Exercise: Every line below is to be copied exactly, with the pictures left out.

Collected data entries
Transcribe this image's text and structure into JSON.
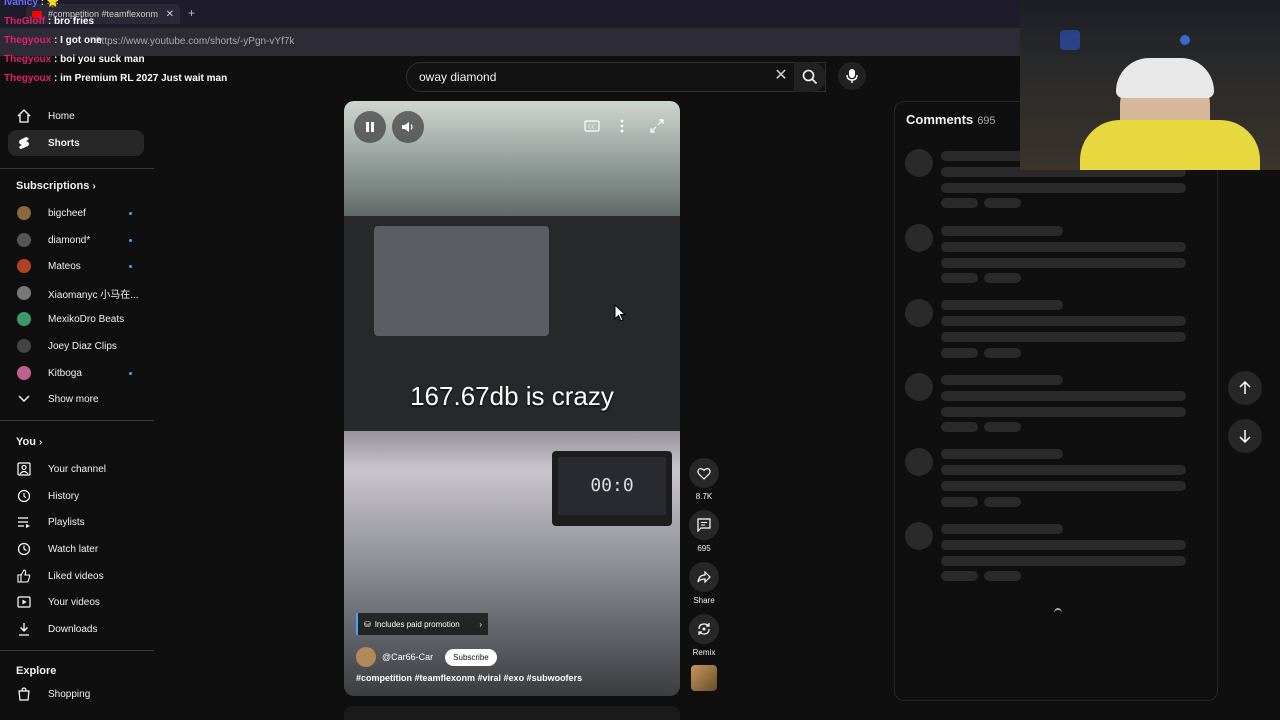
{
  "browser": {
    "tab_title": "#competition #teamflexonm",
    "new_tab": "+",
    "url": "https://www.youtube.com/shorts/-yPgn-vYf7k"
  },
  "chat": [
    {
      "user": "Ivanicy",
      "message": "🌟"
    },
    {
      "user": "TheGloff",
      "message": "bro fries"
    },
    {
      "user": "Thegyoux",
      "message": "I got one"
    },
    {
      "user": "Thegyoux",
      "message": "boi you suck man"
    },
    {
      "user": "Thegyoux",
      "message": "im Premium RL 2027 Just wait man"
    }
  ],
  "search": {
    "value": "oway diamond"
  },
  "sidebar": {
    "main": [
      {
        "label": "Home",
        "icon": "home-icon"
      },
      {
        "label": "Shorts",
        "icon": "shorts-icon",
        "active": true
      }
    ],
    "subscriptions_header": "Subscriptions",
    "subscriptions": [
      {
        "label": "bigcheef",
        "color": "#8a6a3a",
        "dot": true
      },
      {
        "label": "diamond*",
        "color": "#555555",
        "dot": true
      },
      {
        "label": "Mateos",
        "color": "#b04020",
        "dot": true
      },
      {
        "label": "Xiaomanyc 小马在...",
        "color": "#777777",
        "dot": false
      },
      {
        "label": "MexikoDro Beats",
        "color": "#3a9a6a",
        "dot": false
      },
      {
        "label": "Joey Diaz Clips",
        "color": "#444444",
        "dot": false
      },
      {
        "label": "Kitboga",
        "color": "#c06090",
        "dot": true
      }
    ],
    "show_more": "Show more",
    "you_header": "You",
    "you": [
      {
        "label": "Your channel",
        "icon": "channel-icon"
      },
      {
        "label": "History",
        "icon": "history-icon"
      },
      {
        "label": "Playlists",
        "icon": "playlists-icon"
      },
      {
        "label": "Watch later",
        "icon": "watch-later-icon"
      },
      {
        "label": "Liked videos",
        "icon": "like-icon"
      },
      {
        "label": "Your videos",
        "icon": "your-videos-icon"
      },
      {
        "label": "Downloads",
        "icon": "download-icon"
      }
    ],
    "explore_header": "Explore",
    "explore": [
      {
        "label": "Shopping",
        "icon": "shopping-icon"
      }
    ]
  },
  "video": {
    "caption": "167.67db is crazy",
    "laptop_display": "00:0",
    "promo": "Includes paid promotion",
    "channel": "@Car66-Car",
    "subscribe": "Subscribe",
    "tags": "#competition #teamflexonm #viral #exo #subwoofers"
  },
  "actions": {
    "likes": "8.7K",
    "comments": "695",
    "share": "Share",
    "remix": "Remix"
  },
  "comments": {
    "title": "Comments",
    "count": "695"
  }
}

Response to this exercise:
Transcribe this image's text and structure into JSON.
{
  "browser": {
    "tab_title": "#competition #teamflexonm",
    "new_tab": "+",
    "url": "https://www.youtube.com/shorts/-yPgn-vYf7k"
  },
  "chat": [
    {
      "user": "Ivanicy",
      "message": "🌟"
    },
    {
      "user": "TheGloff",
      "message": "bro fries"
    },
    {
      "user": "Thegyoux",
      "message": "I got one"
    },
    {
      "user": "Thegyoux",
      "message": "boi you suck man"
    },
    {
      "user": "Thegyoux",
      "message": "im Premium RL 2027 Just wait man"
    }
  ],
  "search": {
    "value": "oway diamond"
  },
  "sidebar": {
    "main": [
      {
        "label": "Home",
        "icon": "home-icon"
      },
      {
        "label": "Shorts",
        "icon": "shorts-icon",
        "active": true
      }
    ],
    "subscriptions_header": "Subscriptions",
    "subscriptions": [
      {
        "label": "bigcheef",
        "color": "#8a6a3a",
        "dot": true
      },
      {
        "label": "diamond*",
        "color": "#555555",
        "dot": true
      },
      {
        "label": "Mateos",
        "color": "#b04020",
        "dot": true
      },
      {
        "label": "Xiaomanyc 小马在...",
        "color": "#777777",
        "dot": false
      },
      {
        "label": "MexikoDro Beats",
        "color": "#3a9a6a",
        "dot": false
      },
      {
        "label": "Joey Diaz Clips",
        "color": "#444444",
        "dot": false
      },
      {
        "label": "Kitboga",
        "color": "#c06090",
        "dot": true
      }
    ],
    "show_more": "Show more",
    "you_header": "You",
    "you": [
      {
        "label": "Your channel",
        "icon": "channel-icon"
      },
      {
        "label": "History",
        "icon": "history-icon"
      },
      {
        "label": "Playlists",
        "icon": "playlists-icon"
      },
      {
        "label": "Watch later",
        "icon": "watch-later-icon"
      },
      {
        "label": "Liked videos",
        "icon": "like-icon"
      },
      {
        "label": "Your videos",
        "icon": "your-videos-icon"
      },
      {
        "label": "Downloads",
        "icon": "download-icon"
      }
    ],
    "explore_header": "Explore",
    "explore": [
      {
        "label": "Shopping",
        "icon": "shopping-icon"
      }
    ]
  },
  "video": {
    "caption": "167.67db is crazy",
    "laptop_display": "00:0",
    "promo": "Includes paid promotion",
    "channel": "@Car66-Car",
    "subscribe": "Subscribe",
    "tags": "#competition #teamflexonm #viral #exo #subwoofers"
  },
  "actions": {
    "likes": "8.7K",
    "comments": "695",
    "share": "Share",
    "remix": "Remix"
  },
  "comments": {
    "title": "Comments",
    "count": "695"
  }
}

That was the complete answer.